AWRI researcher gets major grant to teach research science
Posted on May 05, 2015
James McNair, a researcher and associate professor at Grand Valley’s Annis Water Resources Institute in Muskegon, has earned a major grant from the National Science Foundation that will fund a program that teaches students quantitative science and research skills.
Called REU QUEST (Research Experience for Undergraduates in Quantitative Environmental Science and Technology), the program takes 10 non-Grand Valley students each summer from universities that don’t offer research opportunities and gives them 10 weeks of intensive research experience in ecology, evolutionary biology and environmental science. The program also works to teach students quantitative skills that McNair said are essential to students who want to work in these fields.
The nearly $265,000 grant will fund the program for three years.
“Throughout the summer we will teach research skills, statistical methods and GIS techniques and give the students the tools they need to develop and complete a successful research project,” McNair said. “This program also provides them with professional development and training, and helps them learn more about how to function in a research environment.”
The program will also teach students about ethics in science, and provide a foundation that could help them pursue graduate degrees in science fields.
The program targets students who are traditionally underrepresented in the biological sciences.
“REU QUEST helps students get experience, get interested in research, and begin to think seriously about applying to graduate school in the biological sciences,” McNair said.
Students are recruited to the program from around the country. McNair hopes to have some of the student research projects published in peer-reviewed science journals. Faculty members from several departments, including AWRI, biology, biomedical science, and geography and planning are expected to participate.

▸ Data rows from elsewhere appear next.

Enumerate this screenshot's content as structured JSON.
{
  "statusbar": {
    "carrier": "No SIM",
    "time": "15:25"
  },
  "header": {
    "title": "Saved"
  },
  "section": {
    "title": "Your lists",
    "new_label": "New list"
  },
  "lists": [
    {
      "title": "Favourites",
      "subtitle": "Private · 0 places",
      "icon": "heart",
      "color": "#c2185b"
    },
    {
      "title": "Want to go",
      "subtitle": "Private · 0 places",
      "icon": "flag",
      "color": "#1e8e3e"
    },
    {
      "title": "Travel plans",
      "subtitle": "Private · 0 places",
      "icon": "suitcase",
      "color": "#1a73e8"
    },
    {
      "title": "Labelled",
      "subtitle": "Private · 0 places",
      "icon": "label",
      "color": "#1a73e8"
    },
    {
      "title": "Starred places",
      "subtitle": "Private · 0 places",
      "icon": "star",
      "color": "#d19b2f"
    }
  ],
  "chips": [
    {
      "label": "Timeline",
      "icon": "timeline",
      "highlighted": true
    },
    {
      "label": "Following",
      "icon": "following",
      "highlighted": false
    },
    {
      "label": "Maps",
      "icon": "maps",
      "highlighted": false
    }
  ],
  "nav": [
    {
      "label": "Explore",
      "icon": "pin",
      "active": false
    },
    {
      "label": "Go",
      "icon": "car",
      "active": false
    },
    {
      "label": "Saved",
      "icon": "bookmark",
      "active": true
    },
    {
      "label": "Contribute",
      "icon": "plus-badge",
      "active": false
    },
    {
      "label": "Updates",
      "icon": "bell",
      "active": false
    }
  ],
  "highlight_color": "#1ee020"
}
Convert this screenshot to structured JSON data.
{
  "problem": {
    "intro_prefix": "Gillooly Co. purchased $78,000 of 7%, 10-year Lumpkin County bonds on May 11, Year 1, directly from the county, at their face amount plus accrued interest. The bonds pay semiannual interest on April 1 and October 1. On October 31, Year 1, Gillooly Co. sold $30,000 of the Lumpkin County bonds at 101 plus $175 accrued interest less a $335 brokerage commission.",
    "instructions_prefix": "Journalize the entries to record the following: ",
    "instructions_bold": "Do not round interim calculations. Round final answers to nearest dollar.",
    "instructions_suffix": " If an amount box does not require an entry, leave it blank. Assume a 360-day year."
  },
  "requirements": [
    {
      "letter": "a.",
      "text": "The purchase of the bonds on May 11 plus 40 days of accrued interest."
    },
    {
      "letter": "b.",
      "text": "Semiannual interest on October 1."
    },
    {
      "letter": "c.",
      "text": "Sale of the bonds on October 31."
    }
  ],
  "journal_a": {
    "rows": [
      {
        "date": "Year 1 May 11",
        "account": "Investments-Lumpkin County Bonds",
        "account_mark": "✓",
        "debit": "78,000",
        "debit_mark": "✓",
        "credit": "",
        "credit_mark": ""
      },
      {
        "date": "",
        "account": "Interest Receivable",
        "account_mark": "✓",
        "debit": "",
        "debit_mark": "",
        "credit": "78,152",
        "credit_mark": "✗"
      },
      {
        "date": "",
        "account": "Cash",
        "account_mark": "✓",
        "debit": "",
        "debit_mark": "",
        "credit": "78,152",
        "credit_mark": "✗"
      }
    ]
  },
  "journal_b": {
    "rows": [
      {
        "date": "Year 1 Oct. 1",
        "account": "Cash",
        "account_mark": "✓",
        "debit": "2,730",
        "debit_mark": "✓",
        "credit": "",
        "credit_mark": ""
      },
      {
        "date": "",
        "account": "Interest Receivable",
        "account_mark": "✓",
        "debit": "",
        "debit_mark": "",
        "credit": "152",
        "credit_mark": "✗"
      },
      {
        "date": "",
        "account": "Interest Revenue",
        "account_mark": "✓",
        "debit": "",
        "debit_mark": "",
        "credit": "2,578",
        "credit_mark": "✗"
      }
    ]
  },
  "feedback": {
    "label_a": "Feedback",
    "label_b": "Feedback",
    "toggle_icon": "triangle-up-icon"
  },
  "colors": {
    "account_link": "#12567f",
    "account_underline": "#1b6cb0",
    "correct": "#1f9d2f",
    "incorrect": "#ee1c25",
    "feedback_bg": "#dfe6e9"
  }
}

“There are various components to the project and things we’re trying to achieve, but the main thing is individual student-oriented research projects with a lot of one-on-one faculty mentoring. We also want to foster peer-to-peer interactions,” McNair said.